Directed by John Pogue
Advertising for The Quiet Ones says, “From Hammer Films, the studio that brought you The Woman in Black and Let Me In, comes the unnerving tale of The Quiet Ones…” There is no mention of The Resident, though The Quiet Ones is closer to it in tone and mood: It’s got a lot of Gothic atmosphere and good actors playing kooky characters struggling to save face through a rather illogical story.
If you’re willing to take the ride into crazy town, you just might enjoy this retro tale of possible demonic possession set in a solitary and crumbling estate outside London. Jared Harris (from “Mad Men” and Sherlock Homes: A Game of Shadows) plays Professor Coupland, who, along with one of his university students, Brian McNeil (Sam Claflin, The Hunger Games: Catching Fire), conducts a paranormal experiment on Jane Harper (Olivia Cooke, “Bates Motel”), a young woman who harbors dangerous and perhaps even demonic secrets.
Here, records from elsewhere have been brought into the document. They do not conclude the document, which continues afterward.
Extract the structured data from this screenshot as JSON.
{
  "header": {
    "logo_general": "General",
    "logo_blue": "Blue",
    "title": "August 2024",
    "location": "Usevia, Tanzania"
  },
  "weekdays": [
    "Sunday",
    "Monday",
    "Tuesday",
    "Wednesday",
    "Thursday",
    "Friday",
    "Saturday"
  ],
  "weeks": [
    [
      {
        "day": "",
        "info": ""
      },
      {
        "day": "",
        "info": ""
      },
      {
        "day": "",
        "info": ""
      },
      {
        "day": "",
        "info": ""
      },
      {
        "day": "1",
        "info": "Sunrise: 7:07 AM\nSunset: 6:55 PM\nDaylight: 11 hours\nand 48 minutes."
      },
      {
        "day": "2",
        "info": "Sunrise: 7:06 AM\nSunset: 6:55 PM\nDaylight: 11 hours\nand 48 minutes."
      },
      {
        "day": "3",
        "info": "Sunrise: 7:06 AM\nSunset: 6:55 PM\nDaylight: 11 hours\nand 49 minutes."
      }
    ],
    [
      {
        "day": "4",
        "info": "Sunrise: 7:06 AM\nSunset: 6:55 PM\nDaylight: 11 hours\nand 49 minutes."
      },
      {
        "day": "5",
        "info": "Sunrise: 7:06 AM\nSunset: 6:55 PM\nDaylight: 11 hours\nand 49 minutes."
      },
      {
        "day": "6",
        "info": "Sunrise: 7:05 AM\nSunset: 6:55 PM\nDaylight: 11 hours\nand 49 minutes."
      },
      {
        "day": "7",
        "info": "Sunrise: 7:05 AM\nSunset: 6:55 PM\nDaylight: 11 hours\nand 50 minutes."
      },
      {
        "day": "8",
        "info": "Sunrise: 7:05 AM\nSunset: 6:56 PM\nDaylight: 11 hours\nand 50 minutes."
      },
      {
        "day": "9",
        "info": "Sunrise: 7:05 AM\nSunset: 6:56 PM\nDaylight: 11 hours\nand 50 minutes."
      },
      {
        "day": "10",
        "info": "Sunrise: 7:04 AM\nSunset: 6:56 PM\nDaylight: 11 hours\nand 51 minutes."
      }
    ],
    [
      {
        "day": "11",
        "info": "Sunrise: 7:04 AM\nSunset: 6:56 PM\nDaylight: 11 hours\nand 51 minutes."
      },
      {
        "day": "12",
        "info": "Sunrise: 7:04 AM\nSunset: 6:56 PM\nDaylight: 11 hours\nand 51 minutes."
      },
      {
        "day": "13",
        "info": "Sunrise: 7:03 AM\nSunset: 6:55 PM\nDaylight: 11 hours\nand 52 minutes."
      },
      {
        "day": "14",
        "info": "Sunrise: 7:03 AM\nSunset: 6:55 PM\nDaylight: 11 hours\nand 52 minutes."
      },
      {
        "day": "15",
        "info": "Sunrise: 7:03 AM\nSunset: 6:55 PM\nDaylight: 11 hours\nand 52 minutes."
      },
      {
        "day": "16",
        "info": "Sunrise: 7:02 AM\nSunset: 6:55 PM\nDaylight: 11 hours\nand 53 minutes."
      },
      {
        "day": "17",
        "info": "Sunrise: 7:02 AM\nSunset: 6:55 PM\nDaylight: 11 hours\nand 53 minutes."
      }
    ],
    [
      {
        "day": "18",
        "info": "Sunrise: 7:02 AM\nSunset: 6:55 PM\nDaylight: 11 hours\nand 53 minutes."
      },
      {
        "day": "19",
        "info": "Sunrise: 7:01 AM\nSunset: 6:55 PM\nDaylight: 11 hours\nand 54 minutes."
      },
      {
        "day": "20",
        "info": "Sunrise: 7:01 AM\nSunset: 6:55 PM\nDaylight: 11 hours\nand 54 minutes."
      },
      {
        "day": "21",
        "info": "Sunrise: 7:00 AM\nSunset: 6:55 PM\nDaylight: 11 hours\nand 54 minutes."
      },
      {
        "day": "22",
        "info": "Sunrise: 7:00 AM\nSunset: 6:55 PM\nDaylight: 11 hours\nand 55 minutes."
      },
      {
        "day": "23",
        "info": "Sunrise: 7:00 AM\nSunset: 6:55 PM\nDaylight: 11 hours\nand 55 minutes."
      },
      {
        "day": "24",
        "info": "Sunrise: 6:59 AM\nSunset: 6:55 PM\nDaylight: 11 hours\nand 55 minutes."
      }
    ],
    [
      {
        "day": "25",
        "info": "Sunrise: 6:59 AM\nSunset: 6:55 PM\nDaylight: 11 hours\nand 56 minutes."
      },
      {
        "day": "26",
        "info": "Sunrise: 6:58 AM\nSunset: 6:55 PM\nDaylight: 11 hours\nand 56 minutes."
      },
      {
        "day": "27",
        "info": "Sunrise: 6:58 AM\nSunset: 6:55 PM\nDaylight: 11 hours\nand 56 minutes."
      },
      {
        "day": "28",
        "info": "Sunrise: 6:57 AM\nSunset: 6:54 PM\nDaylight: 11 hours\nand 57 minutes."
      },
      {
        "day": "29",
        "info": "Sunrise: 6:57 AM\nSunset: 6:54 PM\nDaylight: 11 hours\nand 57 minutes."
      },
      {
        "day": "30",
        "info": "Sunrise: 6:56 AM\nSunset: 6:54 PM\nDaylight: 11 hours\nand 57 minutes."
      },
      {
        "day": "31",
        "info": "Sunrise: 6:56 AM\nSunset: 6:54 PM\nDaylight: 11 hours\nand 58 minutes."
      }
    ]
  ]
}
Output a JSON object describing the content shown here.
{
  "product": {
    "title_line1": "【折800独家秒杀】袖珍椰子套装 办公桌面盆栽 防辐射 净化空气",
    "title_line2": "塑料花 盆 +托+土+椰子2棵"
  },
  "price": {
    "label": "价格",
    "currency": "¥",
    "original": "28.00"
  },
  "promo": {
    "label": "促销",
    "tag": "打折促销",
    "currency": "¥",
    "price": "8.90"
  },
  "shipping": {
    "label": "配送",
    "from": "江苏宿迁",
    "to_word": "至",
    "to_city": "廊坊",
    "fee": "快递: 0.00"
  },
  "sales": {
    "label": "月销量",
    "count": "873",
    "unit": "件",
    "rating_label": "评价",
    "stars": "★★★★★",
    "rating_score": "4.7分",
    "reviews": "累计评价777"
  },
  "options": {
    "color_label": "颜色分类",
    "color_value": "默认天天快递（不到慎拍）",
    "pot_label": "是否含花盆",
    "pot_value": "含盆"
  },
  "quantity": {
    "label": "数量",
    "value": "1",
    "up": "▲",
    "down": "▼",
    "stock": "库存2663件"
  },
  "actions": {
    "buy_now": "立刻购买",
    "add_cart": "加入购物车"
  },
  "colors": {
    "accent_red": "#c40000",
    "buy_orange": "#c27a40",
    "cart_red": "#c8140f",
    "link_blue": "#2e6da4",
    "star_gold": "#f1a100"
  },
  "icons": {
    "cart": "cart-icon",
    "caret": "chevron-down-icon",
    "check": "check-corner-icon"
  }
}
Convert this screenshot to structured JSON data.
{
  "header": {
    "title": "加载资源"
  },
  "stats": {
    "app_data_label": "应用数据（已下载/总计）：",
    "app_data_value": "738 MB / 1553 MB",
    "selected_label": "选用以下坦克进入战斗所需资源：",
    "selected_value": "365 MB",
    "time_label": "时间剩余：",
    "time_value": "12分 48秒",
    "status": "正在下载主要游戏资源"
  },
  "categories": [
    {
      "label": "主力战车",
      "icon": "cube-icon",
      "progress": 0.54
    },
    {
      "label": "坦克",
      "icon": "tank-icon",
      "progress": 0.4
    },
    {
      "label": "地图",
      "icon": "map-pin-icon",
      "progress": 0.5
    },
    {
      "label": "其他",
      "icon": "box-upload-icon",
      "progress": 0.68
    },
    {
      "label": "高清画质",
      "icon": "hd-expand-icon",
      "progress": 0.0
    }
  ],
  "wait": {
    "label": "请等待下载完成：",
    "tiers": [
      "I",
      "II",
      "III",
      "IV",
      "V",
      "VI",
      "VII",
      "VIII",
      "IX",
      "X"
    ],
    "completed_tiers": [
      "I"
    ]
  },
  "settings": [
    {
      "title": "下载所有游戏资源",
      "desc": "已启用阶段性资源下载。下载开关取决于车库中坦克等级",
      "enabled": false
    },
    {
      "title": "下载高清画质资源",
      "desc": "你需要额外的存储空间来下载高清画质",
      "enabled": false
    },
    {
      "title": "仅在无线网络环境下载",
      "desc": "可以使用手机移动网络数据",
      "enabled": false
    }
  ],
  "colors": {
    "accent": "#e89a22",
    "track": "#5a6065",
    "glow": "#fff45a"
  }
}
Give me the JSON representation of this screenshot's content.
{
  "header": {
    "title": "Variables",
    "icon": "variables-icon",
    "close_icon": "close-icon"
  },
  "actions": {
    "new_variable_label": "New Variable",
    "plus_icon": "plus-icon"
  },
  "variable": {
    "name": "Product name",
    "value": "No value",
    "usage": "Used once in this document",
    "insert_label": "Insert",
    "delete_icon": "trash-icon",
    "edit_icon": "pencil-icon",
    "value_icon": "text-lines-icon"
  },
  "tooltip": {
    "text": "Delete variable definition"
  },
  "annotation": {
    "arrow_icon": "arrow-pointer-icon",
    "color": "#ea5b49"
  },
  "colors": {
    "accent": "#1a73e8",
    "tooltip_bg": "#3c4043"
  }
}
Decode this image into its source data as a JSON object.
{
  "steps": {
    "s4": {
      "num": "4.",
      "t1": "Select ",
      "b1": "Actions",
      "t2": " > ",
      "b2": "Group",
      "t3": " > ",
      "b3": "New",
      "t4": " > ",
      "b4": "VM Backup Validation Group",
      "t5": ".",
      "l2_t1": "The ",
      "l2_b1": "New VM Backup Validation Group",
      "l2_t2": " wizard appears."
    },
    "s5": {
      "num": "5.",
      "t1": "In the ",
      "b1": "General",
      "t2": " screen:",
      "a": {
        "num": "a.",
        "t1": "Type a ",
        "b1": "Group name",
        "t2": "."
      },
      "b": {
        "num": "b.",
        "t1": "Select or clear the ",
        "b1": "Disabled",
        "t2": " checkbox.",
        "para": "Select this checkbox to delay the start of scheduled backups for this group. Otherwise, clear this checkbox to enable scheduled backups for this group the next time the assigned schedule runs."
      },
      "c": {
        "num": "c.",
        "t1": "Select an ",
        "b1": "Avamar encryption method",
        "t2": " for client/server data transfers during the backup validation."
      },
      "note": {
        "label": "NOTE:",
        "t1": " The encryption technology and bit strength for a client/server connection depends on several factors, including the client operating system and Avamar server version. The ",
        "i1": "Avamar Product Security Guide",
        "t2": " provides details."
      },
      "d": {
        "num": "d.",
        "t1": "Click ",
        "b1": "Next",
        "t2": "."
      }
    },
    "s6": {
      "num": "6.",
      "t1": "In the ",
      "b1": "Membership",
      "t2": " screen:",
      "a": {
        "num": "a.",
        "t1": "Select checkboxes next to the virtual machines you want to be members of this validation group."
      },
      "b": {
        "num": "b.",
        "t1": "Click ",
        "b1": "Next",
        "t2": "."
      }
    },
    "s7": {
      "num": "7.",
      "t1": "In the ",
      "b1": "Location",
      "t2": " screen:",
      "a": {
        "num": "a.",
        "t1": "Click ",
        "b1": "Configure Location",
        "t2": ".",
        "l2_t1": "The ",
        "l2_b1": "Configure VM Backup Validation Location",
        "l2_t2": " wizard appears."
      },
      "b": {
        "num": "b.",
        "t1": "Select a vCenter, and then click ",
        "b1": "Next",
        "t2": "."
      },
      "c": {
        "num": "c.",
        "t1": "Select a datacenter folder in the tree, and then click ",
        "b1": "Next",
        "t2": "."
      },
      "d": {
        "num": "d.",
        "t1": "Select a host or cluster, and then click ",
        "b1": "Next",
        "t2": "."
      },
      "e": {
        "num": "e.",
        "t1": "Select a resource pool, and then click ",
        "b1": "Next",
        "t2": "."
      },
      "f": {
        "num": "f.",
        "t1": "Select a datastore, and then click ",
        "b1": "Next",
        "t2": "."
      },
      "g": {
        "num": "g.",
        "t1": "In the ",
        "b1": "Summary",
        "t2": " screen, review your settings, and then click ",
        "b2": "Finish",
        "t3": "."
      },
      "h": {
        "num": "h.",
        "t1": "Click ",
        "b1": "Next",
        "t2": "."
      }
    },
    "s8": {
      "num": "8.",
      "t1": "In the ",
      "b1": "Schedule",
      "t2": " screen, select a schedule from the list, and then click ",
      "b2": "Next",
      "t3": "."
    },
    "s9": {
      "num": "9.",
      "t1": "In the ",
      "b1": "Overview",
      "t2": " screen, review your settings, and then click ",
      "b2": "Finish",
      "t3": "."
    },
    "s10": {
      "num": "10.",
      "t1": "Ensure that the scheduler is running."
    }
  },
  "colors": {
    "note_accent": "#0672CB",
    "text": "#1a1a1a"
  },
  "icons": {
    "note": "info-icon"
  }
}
A hybrid of old-school haunted house horror and the found-footage subgenre, The Quiet Ones is also based on a true story. The script draws on the Philip Experiment of 1972 (Canadian academic researchers tried to prove that telekinesis, poltergeists, and the like manifest solely through the human mind), but that’s where any semblance of truth ceases to be. The real-life assessments did not include satanic cults, love triangles (in which one of the points isn’t entirely human), torture or violent deaths, but the movie sure does! As the team of researchers delve deeper into Jane’s troubled psyche, everyone begins to question whether or not everything is “just in her mind.”
The look and sound of the film are amazing and work well in concert. Production design and sets are glorious, as are the sound design and accompanying music, which is peppered with early-70s Brit-rock by the likes of T-Rex and Slade. (By the way, between the blaring pop songs and every character shouting “Jaaaaaaannnnne!” at the tops of their lungs, this movie is absolutely mis-titled.)
Though The Quiet Ones does not quite work as a throwback to Hammer’s heyday, and it’s not exactly cutting edge or original enough to redefine the found footage conceit, it does, however, serve its purpose as a decent time-waster.
2 1/2 out of 5